Those who wish to travel without burning a hole in their pocket have the option of riding on any of the hundreds of Mowasalat public buses plying on 57 routes inside and outside Doha. The fares are low compared to the taxis — starting from QR3 within Doha limits to QR9 for the farthest destination in the country. A passenger may also buy a two-way ticket for QR5 or a day pass for QR9 that entitles one to any number of bus rides inside the city until 12 midnight.

Currently there are 260 Karwa buses that carry 80,000 to 100,000 passengers daily, according to Mowasalat officials. Last year, a total of 24 million people used the bus service, making it one of the most popular public transport services in the country.

The frequency of the bus trips varies from one every 15 minutes to twice a day, though sometimes road works or lack of buses causes delays. The resulting inconvenience to passengers increases manifold during the summer months because many bus stops do not have any shelter and those that do provide little relief from temperatures that can reach 50 degrees Celsius.

Mowasalat had announced plans to erect air-conditioned bus shelters, but they have not seen the light of day until now.

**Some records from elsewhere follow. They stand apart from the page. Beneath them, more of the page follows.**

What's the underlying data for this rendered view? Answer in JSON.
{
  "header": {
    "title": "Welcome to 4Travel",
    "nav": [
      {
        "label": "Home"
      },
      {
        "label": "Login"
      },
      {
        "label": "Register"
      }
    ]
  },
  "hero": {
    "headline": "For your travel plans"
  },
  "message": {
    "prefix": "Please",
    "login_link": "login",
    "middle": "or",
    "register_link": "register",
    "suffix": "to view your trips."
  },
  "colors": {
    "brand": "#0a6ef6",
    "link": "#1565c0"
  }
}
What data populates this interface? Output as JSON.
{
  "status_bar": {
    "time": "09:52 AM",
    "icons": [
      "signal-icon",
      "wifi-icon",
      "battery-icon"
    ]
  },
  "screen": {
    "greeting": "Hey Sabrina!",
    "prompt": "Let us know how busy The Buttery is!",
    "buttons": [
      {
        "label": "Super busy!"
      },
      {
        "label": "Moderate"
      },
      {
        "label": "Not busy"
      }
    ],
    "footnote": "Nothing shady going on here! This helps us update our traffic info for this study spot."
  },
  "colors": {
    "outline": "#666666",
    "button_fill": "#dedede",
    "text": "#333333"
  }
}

There is another problem: the bus drivers also resort to illegal practices such as asking alighting passengers to return their ticket and issuing the used tickets to other passengers. Mowasalat has been keen to curb such practices and deploys inspectors to conduct random checks of the buses from time to time at bus stops.

This problem might become a thing of the past when an electronic ticketing system is implemented next year wherein bus passengers will pay using pre-paid smart cards instead of cash.

Compared to Dubai, which crossed the 1.8 million population mark in the first quarter this year — slightly more than Qatar’s population — this country has a long way to go in terms of improving its public land transport system.

The most populated among the seven emirates in the United Arab Emirates, Dubai boasts a large government-run transport system. While its bus system has expanded its fleet from 500 last year to more than 1,500 this year, with nearly 200 routes on weekdays, it also has a large number of taxis with state-owned Dubai Taxi Corporation running more than 3,000 taxis apart from the 4,000-plus taxis run by privately owned companies such as Cars Taxi, National Taxi, Cititaxi and Metro Taxi.

The chairman of the board of directors of Mowasalat, Jassim Saif Al Sulaiti, recently said in an interview that another taxi company was likely to be launched next year. Although this may play an important role in easing the taxi shortage, it may at the same time worsen traffic congestion.

Having a second taxi company in the city could also be a boon to the public as competition could result in lower fares and better services.

Commuting by taxi here has always been costly despite petrol being cheap; so many people find using their own car better than using public transport.

The much-anticipated Qatar rail network and Doha metro system, which have been conceived based on the success of the Dubai Metro, will be built at an enormous cost but are expected to provide numerous benefits including lower traffic congestion and an alternative means of transport for the majority of the population.

Dubai’s driverless metro, launched last year, proved successful in encouraging people to use public transport; it has seen a sharp increase in the number of passengers from an average of 35,000 daily last year to 110,000 this year.

But for Qatar there is still a long way to go as the 300-kilometre multi-billion dollar Qatar rail project, which will be constructed in several phases, is expected to be completed only by 2026.

Governments around the world have been keen to persuade more people to use public transport instead of private vehicles, as mass transport systems have many advantages, both economic and environmental.

Public transportation lessens the number of cars on the road, lowering gas emissions, easing traffic congestion and reducing an individual’s carbon footprint.

Improving Mowasalat’s services could be the best way to lure the majority of the population in Qatar to utilise public transport for the good of the country as it takes huge strides in economic development.